ABOUT THIS TASK =
Only the text of the records belongs in the answer, copied exactly, with every picture omitted.

(Data records for software interfaces)
'''
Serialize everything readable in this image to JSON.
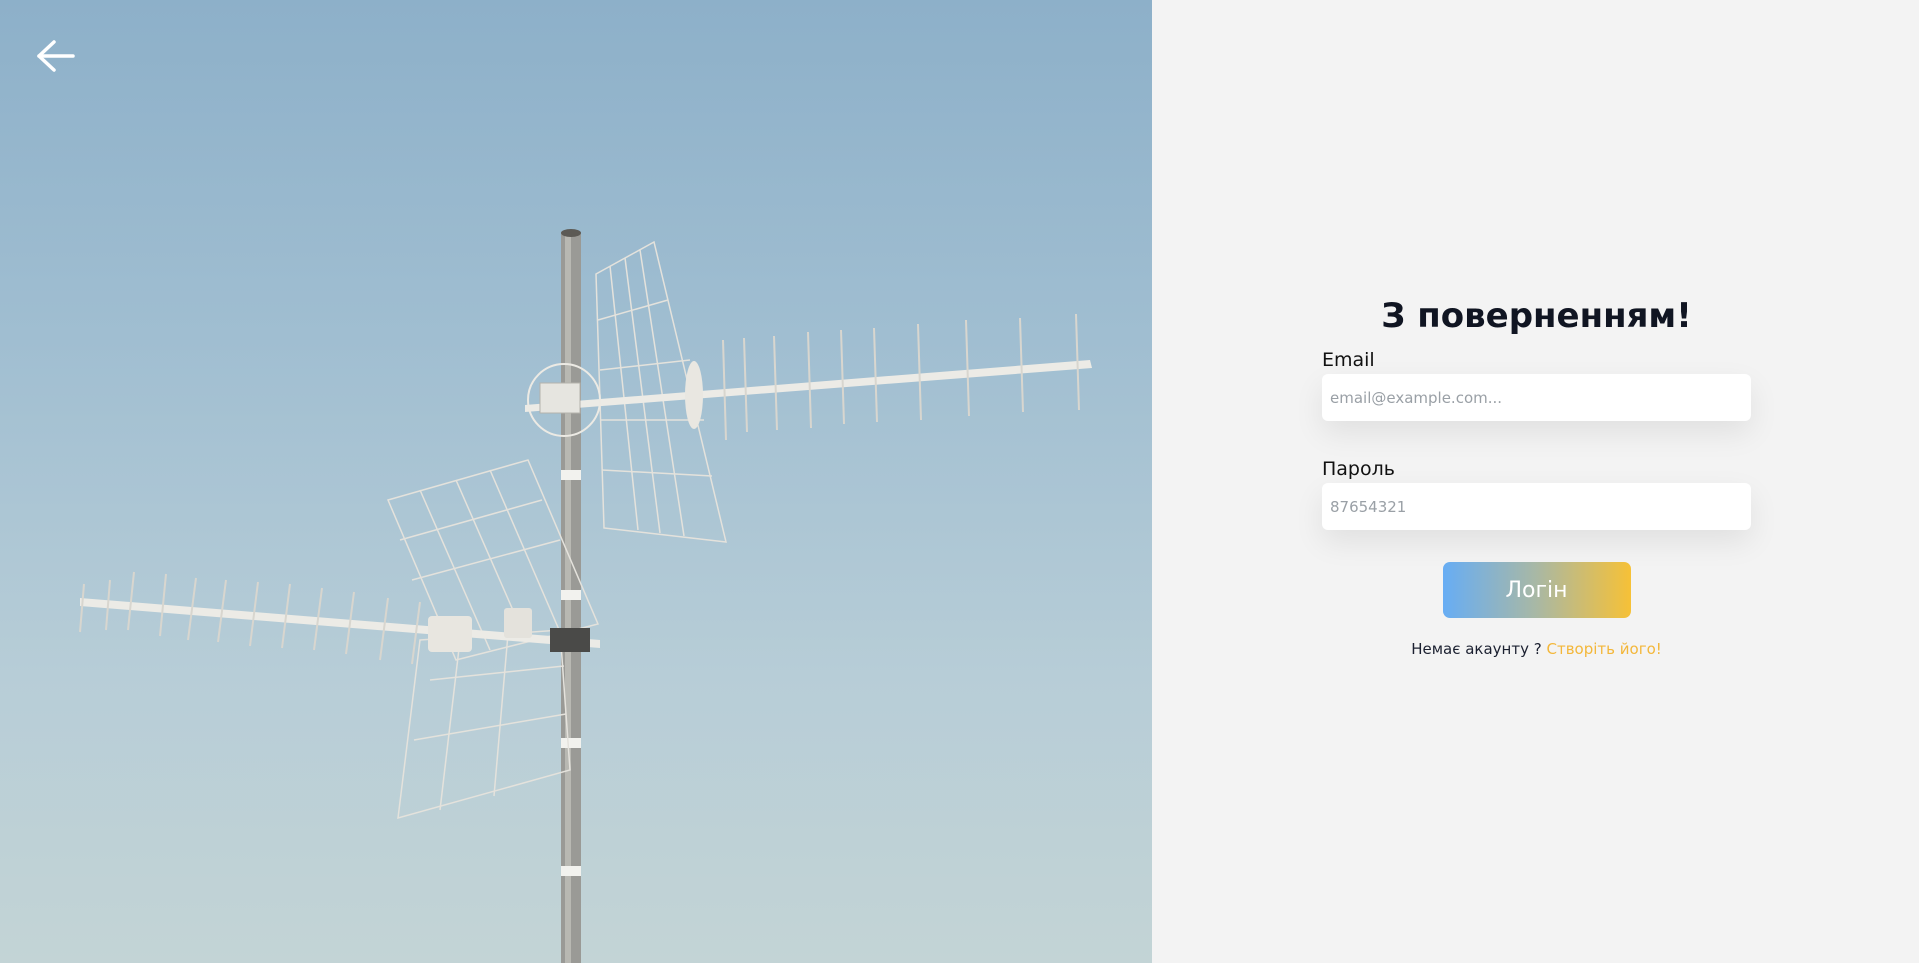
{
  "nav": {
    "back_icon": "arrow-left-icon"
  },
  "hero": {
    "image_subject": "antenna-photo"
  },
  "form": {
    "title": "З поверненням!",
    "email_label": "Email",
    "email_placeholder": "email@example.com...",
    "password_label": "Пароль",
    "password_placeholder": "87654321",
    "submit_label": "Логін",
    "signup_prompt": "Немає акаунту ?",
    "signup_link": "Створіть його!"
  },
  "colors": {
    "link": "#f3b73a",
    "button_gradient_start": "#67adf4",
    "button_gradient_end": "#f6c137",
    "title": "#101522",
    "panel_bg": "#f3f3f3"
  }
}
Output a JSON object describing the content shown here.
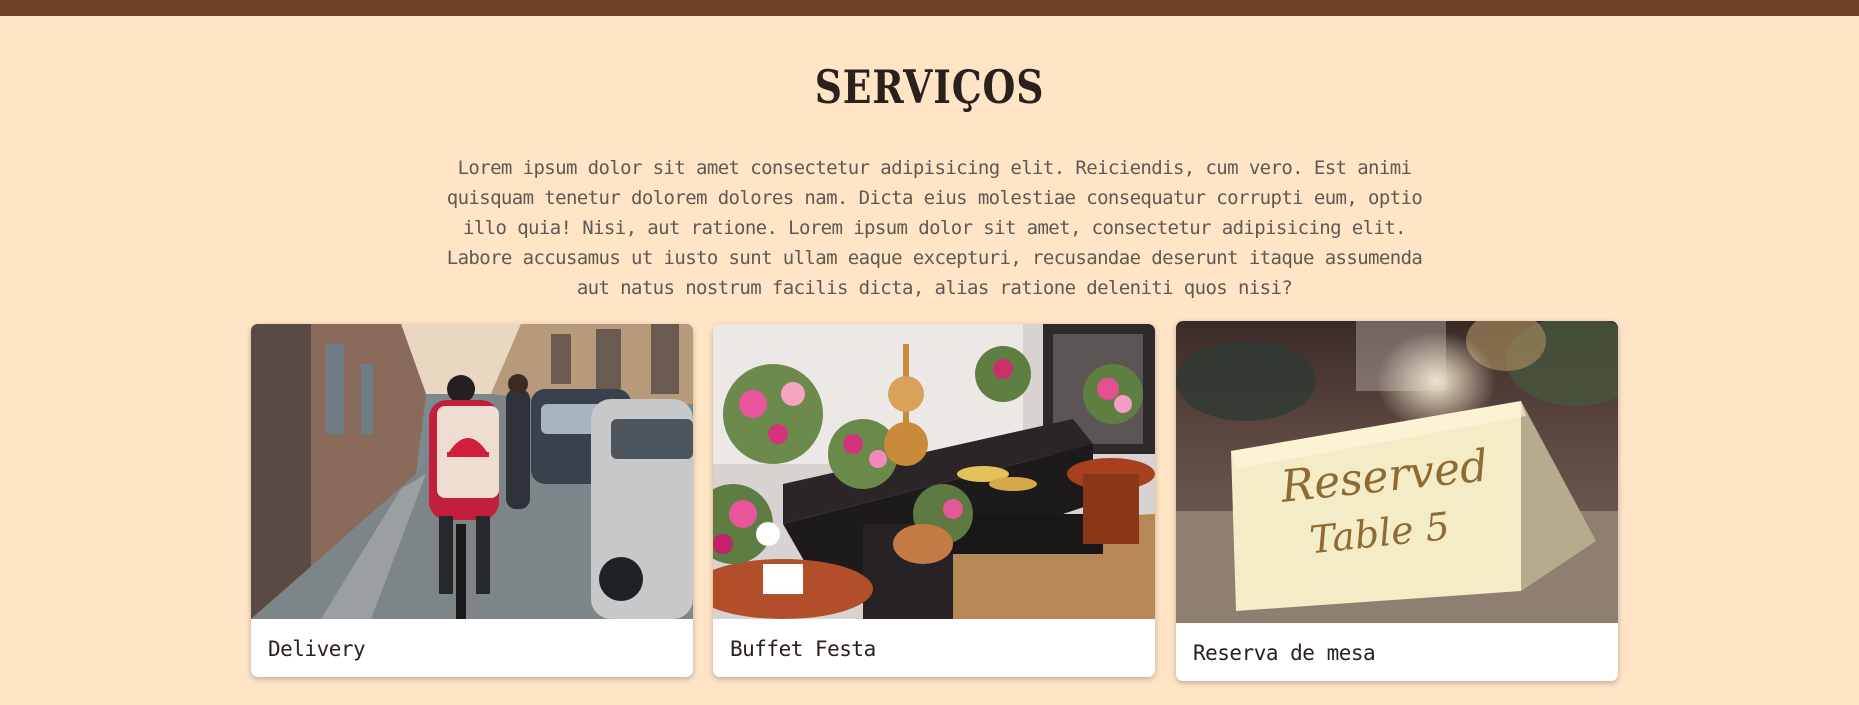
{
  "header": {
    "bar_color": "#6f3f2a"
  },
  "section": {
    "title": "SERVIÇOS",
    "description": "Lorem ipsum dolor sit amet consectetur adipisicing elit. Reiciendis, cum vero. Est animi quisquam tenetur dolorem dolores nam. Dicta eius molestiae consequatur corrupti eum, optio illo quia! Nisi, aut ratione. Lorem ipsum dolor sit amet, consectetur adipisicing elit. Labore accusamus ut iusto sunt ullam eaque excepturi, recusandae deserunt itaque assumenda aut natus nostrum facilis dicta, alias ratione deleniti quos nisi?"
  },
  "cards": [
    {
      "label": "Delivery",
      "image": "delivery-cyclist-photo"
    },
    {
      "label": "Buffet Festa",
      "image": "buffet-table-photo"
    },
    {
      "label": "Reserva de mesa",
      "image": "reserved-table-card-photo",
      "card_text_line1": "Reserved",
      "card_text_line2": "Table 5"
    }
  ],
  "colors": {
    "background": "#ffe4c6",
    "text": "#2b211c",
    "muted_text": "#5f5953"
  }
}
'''
WRITTEN SOLUTION =
Serialize everything readable in this image to JSON.
{
  "nav": {
    "back_icon": "arrow-left-icon"
  },
  "hero": {
    "image_subject": "antenna-photo"
  },
  "form": {
    "title": "З поверненням!",
    "email_label": "Email",
    "email_placeholder": "email@example.com...",
    "password_label": "Пароль",
    "password_placeholder": "87654321",
    "submit_label": "Логін",
    "signup_prompt": "Немає акаунту ?",
    "signup_link": "Створіть його!"
  },
  "colors": {
    "link": "#f3b73a",
    "button_gradient_start": "#67adf4",
    "button_gradient_end": "#f6c137",
    "title": "#101522",
    "panel_bg": "#f3f3f3"
  }
}
Output a JSON object describing the content shown here.
{
  "header": {
    "bar_color": "#6f3f2a"
  },
  "section": {
    "title": "SERVIÇOS",
    "description": "Lorem ipsum dolor sit amet consectetur adipisicing elit. Reiciendis, cum vero. Est animi quisquam tenetur dolorem dolores nam. Dicta eius molestiae consequatur corrupti eum, optio illo quia! Nisi, aut ratione. Lorem ipsum dolor sit amet, consectetur adipisicing elit. Labore accusamus ut iusto sunt ullam eaque excepturi, recusandae deserunt itaque assumenda aut natus nostrum facilis dicta, alias ratione deleniti quos nisi?"
  },
  "cards": [
    {
      "label": "Delivery",
      "image": "delivery-cyclist-photo"
    },
    {
      "label": "Buffet Festa",
      "image": "buffet-table-photo"
    },
    {
      "label": "Reserva de mesa",
      "image": "reserved-table-card-photo",
      "card_text_line1": "Reserved",
      "card_text_line2": "Table 5"
    }
  ],
  "colors": {
    "background": "#ffe4c6",
    "text": "#2b211c",
    "muted_text": "#5f5953"
  }
}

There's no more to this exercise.